Over 65s Think Young People Should Be Forced To Serve In Military

by : UNILAD on : 16 Jan 2018 18:37

According to findings from a new poll, the majority of people over the age of 65 believe young people should be forced to serve in the military.


The poll found 74 per cent of pensioners believe Britain should bring back compulsory National Service.

Yet the YouGov poll found only 10 per cent of 18 to 24 year olds felt the same.

National Service meant healthy males between the ages of 17 and 21 were expected to serve in the armed forces for a year and a half and to remain on a reserve list for four years.


The service began to be phased out in 1959, with the last National Serviceman being enrolled in 1960.

French President, Emmanuel Macron, has vowed to go ahead with his plan to reintroduce the system in France, which will provide military training for up to 800,000 young people a year.

Macron said it would give young people ‘a direct experience of military life with its know-how and demands’.


The topic was covered on yesterday’s This Morning, (February 15) on ITV, with presenters Ruth Langsford and Eamonn Holmes debating whether it should make a return to the UK.

Eamonn and Ruth were joined by former RAF navigator, John Nichol and journalist Clare Muldoon to talk about the subject.

Ruth made it clear she didn’t agree with compulsory national service for teenagers, saying:

It could help those involved in gangs who haven’t really got any good role models… the Army can be a family.

But that net would take in my son and he doesn’t need disciplining.


However Mr Nichol said although he loved his time in the army, France is talking about ’20 billion euros to put 600,000 people through national service’, adding:

That’s 20 billion a year. Jack doesn’t need anyone to teach him how to be a good person.

Ms Muldoon then said:

Leave the French to the French.

Ruth was quick to say there were volunteering projects already in place across the country – and military service would not benefit every individual required to sign up:

A service life might not suit them. They may see it as punishment?

In disagreement, Ms Muldoon said:

If they have that personality, then those people have to get a life and they have to start by saying, ‘It’s not all about me’.

With that, plenty of people went online to share their views on the debate.


Here’s what people were saying about it all on Twitter:

Larry Jones figured it could be ok, because he’d be able to become a war poet, writing:

Actually, national service could be alright.

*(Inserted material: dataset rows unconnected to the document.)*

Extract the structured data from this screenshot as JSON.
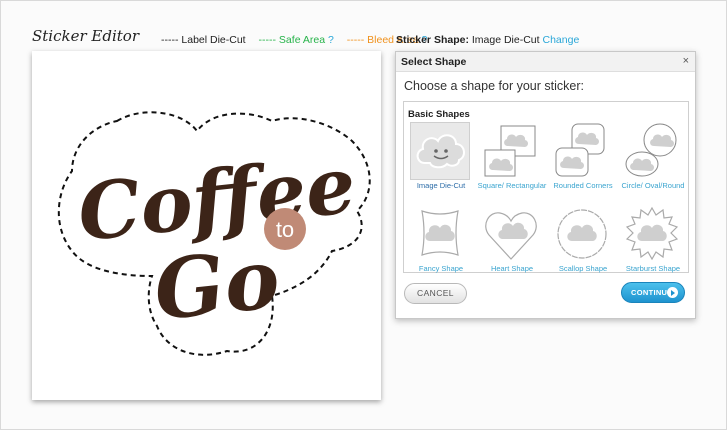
{
  "header": {
    "title": "Sticker Editor",
    "legend": {
      "label_die_cut": "----- Label Die-Cut",
      "safe_area": "----- Safe Area",
      "safe_help": "?",
      "bleed_area": "----- Bleed Area",
      "bleed_help": "?"
    },
    "sticker_shape_label": "Sticker Shape:",
    "sticker_shape_value": "Image Die-Cut",
    "change_link": "Change"
  },
  "canvas": {
    "word_top": "Coffee",
    "word_badge": "to",
    "word_bottom": "Go",
    "colors": {
      "text": "#3c2418",
      "badge": "#c08a76",
      "cutline": "#111111"
    }
  },
  "dialog": {
    "title": "Select Shape",
    "close": "×",
    "prompt": "Choose a shape for your sticker:",
    "section": "Basic Shapes",
    "shapes": [
      {
        "label": "Image Die-Cut",
        "icon": "cloud-die-cut-icon"
      },
      {
        "label": "Square/ Rectangular",
        "icon": "square-shape-icon"
      },
      {
        "label": "Rounded Corners",
        "icon": "rounded-corners-icon"
      },
      {
        "label": "Circle/ Oval/Round",
        "icon": "circle-shape-icon"
      },
      {
        "label": "Fancy Shape",
        "icon": "fancy-shape-icon"
      },
      {
        "label": "Heart Shape",
        "icon": "heart-shape-icon"
      },
      {
        "label": "Scallop Shape",
        "icon": "scallop-shape-icon"
      },
      {
        "label": "Starburst Shape",
        "icon": "starburst-shape-icon"
      }
    ],
    "cancel_label": "CANCEL",
    "continue_label": "CONTINUE"
  },
  "colors": {
    "accent": "#2aa7d8",
    "safe": "#27b34a",
    "bleed": "#f0921e"
  }
}
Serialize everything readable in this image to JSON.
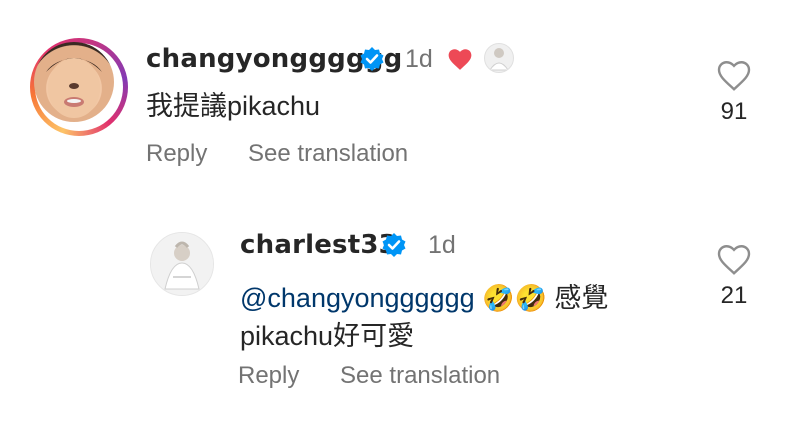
{
  "comments": [
    {
      "username": "changyongggggg",
      "time": "1d",
      "text": "我提議pikachu",
      "reply_label": "Reply",
      "translate_label": "See translation",
      "likes": "91",
      "creator_liked": true
    },
    {
      "username": "charlest33",
      "time": "1d",
      "mention": "@changyongggggg",
      "emoji": "🤣🤣",
      "text_after": "感覺",
      "text_line2": "pikachu好可愛",
      "reply_label": "Reply",
      "translate_label": "See translation",
      "likes": "21"
    }
  ],
  "colors": {
    "verified": "#0095f6",
    "liked_heart": "#ed4956",
    "secondary_text": "#737373",
    "mention": "#00376b"
  },
  "icons": [
    "verified-badge-icon",
    "heart-filled-icon",
    "heart-outline-icon"
  ]
}
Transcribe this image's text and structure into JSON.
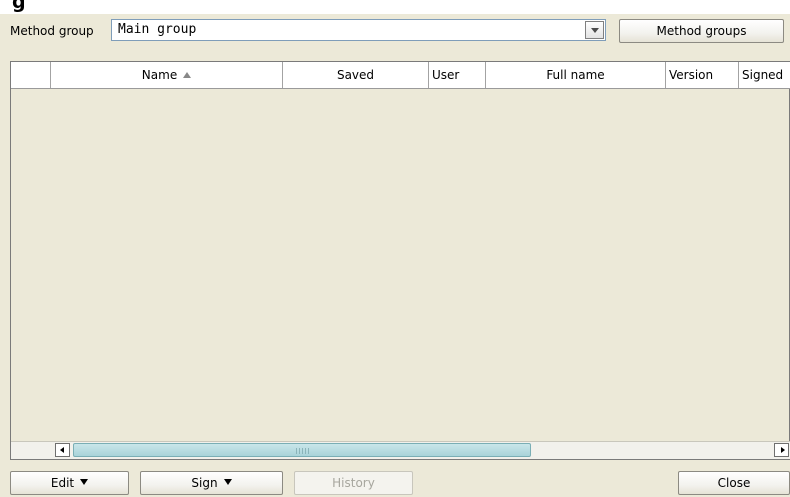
{
  "window": {
    "title_partial": "g"
  },
  "toolbar": {
    "method_group_label": "Method group",
    "method_group_value": "Main group",
    "method_groups_button": "Method groups"
  },
  "table": {
    "columns": [
      "",
      "Name",
      "Saved",
      "User",
      "Full name",
      "Version",
      "Signed"
    ],
    "sorted_column": "Name",
    "sort_direction": "ascending",
    "rows": []
  },
  "scrollbar": {
    "horizontal_position": 0.0,
    "visible_fraction": 0.6
  },
  "bottom_buttons": {
    "edit": "Edit",
    "sign": "Sign",
    "history": "History",
    "close": "Close"
  },
  "icons": {
    "dropdown": "chevron-down-icon",
    "sort": "sort-ascending-icon",
    "menu_arrow": "triangle-down-icon",
    "scroll_left": "arrow-left-icon",
    "scroll_right": "arrow-right-icon"
  }
}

I could finally live out my dream of becoming a famous war poet by writing extensively about how I sh*t in a muddy hole somewhere outside Aldershot for two years and never once fired my rifle.

If I should die think only this of me, that there’s some corner of a field somewhere outside Aldershot that is for ever and indefinitely, still in Hampshire (although it could also potentially be in Surrey); there shall be in the rich earth a richer sh*t concealed.

And Peter, who insists he’s ‘English, not British’, was obviously on side and wrote:

This is exactly what this country needs. We need to instill some backbone and pride in our young.

Instead of them sitting on their arses moaning taking drugs or running around stabbing each other.


Calm down, Peter.

Who agrees?

Topics: Life